# [THE DATA]
***

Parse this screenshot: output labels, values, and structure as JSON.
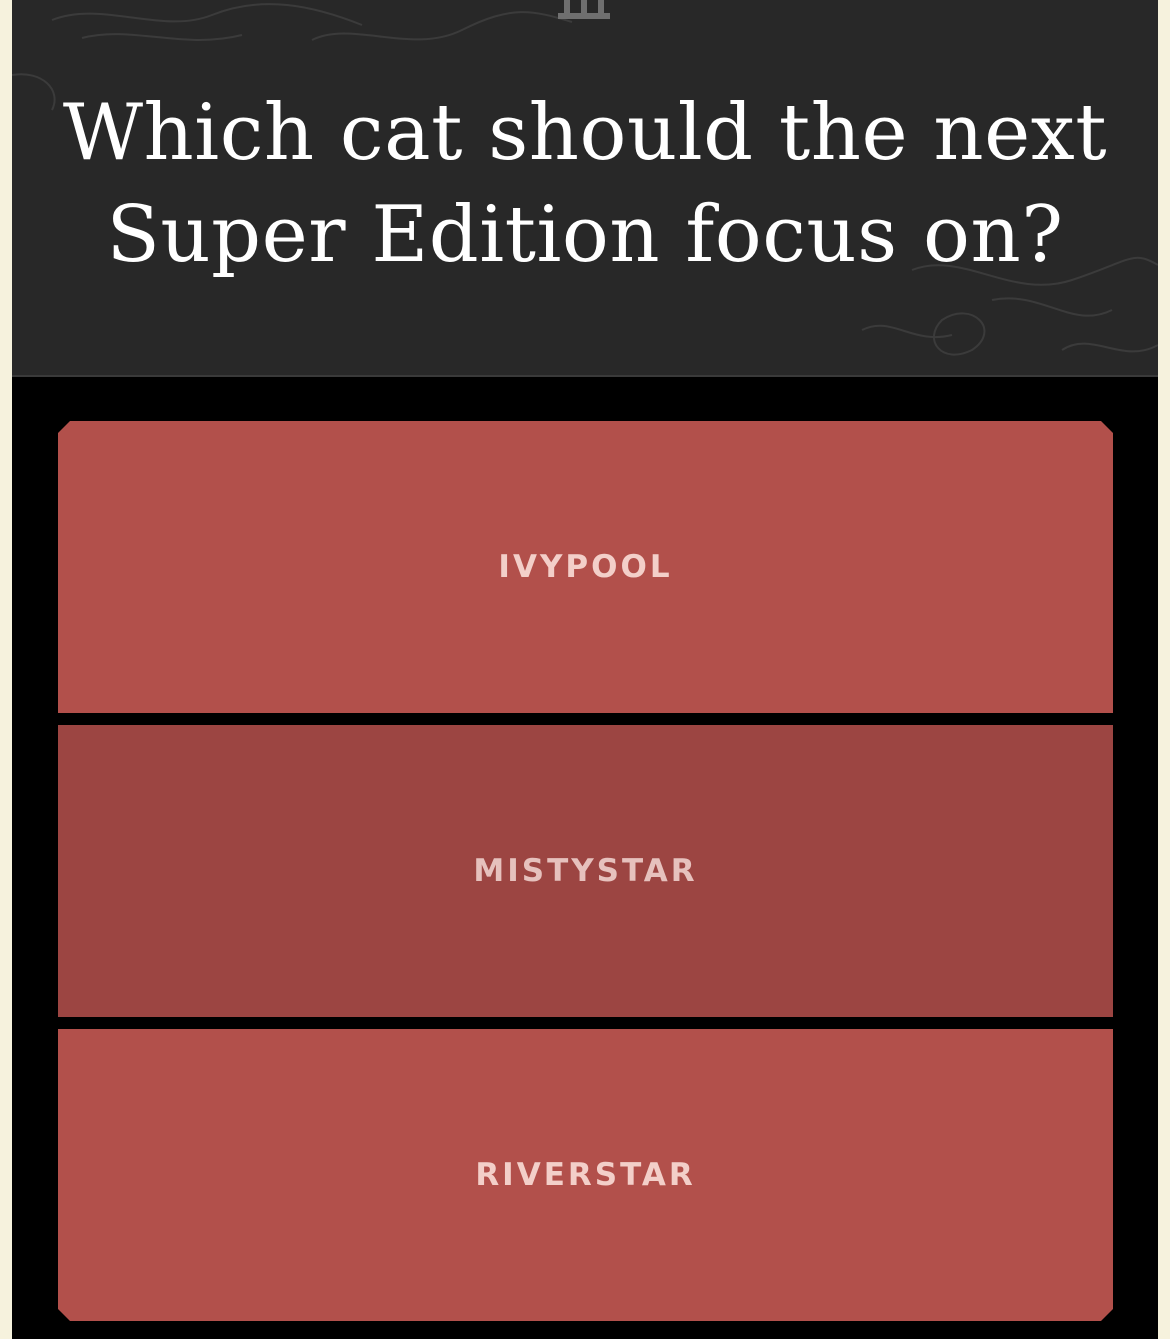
{
  "poll": {
    "question": "Which cat should the next Super Edition focus on?",
    "options": [
      {
        "label": "IVYPOOL",
        "state": "normal"
      },
      {
        "label": "MISTYSTAR",
        "state": "highlighted"
      },
      {
        "label": "RIVERSTAR",
        "state": "normal"
      }
    ]
  },
  "colors": {
    "page_background": "#f6f2dd",
    "card_background": "#000000",
    "header_background": "#282828",
    "title_text": "#ffffff",
    "option_background": "#b2504b",
    "option_background_highlighted": "#9c4542",
    "option_text": "#f3cfc9",
    "option_text_highlighted": "#e6c1bd"
  },
  "icons": {
    "header_tab": "pillar-icon"
  }
}
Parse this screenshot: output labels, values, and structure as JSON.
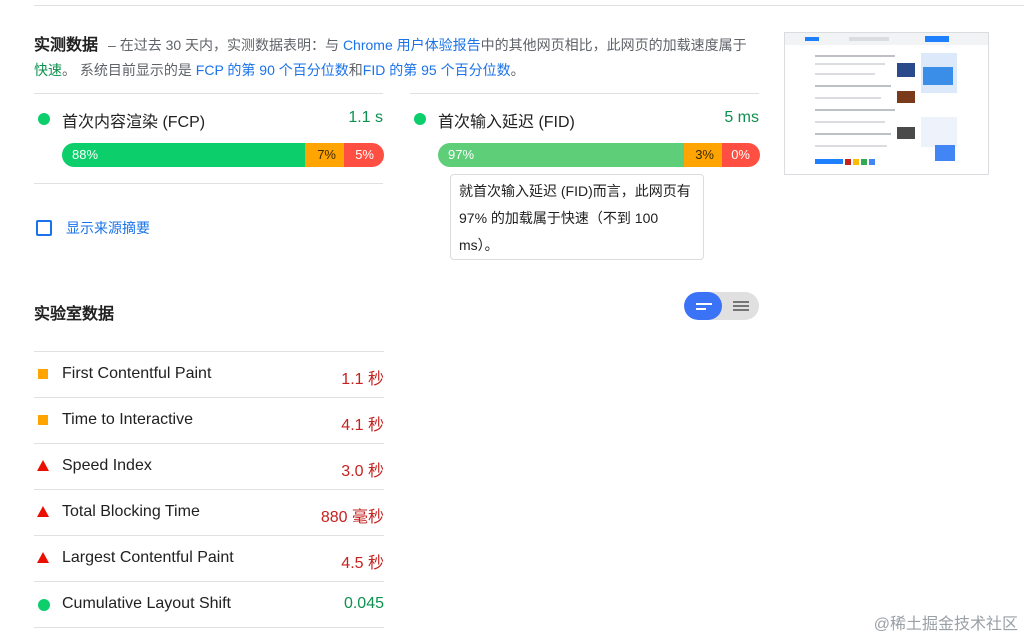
{
  "field": {
    "title": "实测数据",
    "desc_1": "– 在过去 30 天内，实测数据表明：与",
    "desc_link_chrome": "Chrome",
    "desc_link_report": "用户体验报告",
    "desc_2": "中的其他网页相比，此网页的加载速度属于",
    "desc_fast": "快速",
    "desc_3": "。 系统目前显示的是",
    "desc_fcp_pct": "FCP 的第 90 个百分位数",
    "desc_and": "和",
    "desc_fid_pct": "FID 的第 95 个百分位数",
    "desc_end": "。"
  },
  "metrics": [
    {
      "name": "首次内容渲染 (FCP)",
      "value": "1.1 s",
      "good": "88%",
      "average": "7%",
      "poor": "5%",
      "good_fraction": 0.88,
      "average_fraction": 0.07,
      "poor_fraction": 0.05
    },
    {
      "name": "首次输入延迟 (FID)",
      "value": "5 ms",
      "good": "97%",
      "average": "3%",
      "poor": "0%",
      "good_fraction": 0.97,
      "average_fraction": 0.03,
      "poor_fraction": 0.0
    }
  ],
  "tooltip": "就首次输入延迟 (FID)而言，此网页有97% 的加载属于快速（不到 100 ms）。",
  "origin_toggle": "显示来源摘要",
  "lab": {
    "title": "实验室数据",
    "rows": [
      {
        "name": "First Contentful Paint",
        "value": "1.1 秒",
        "status": "average",
        "color": "#c5221f"
      },
      {
        "name": "Time to Interactive",
        "value": "4.1 秒",
        "status": "average",
        "color": "#c5221f"
      },
      {
        "name": "Speed Index",
        "value": "3.0 秒",
        "status": "poor",
        "color": "#c5221f"
      },
      {
        "name": "Total Blocking Time",
        "value": "880 毫秒",
        "status": "poor",
        "color": "#c5221f"
      },
      {
        "name": "Largest Contentful Paint",
        "value": "4.5 秒",
        "status": "poor",
        "color": "#c5221f"
      },
      {
        "name": "Cumulative Layout Shift",
        "value": "0.045",
        "status": "good",
        "color": "#0d904f"
      }
    ]
  },
  "watermark": "@稀土掘金技术社区",
  "colors": {
    "good": "#0cce6b",
    "average": "#ffa400",
    "poor": "#ff4e42",
    "link": "#1a73e8",
    "toggle_active": "#3b73f6"
  }
}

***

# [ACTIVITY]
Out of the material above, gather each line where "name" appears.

# [RESPONSE BOX]
      "name": "首次内容渲染 (FCP)",
      "name": "首次输入延迟 (FID)",
        "name": "First Contentful Paint",
        "name": "Time to Interactive",
        "name": "Speed Index",
        "name": "Total Blocking Time",
        "name": "Largest Contentful Paint",
        "name": "Cumulative Layout Shift",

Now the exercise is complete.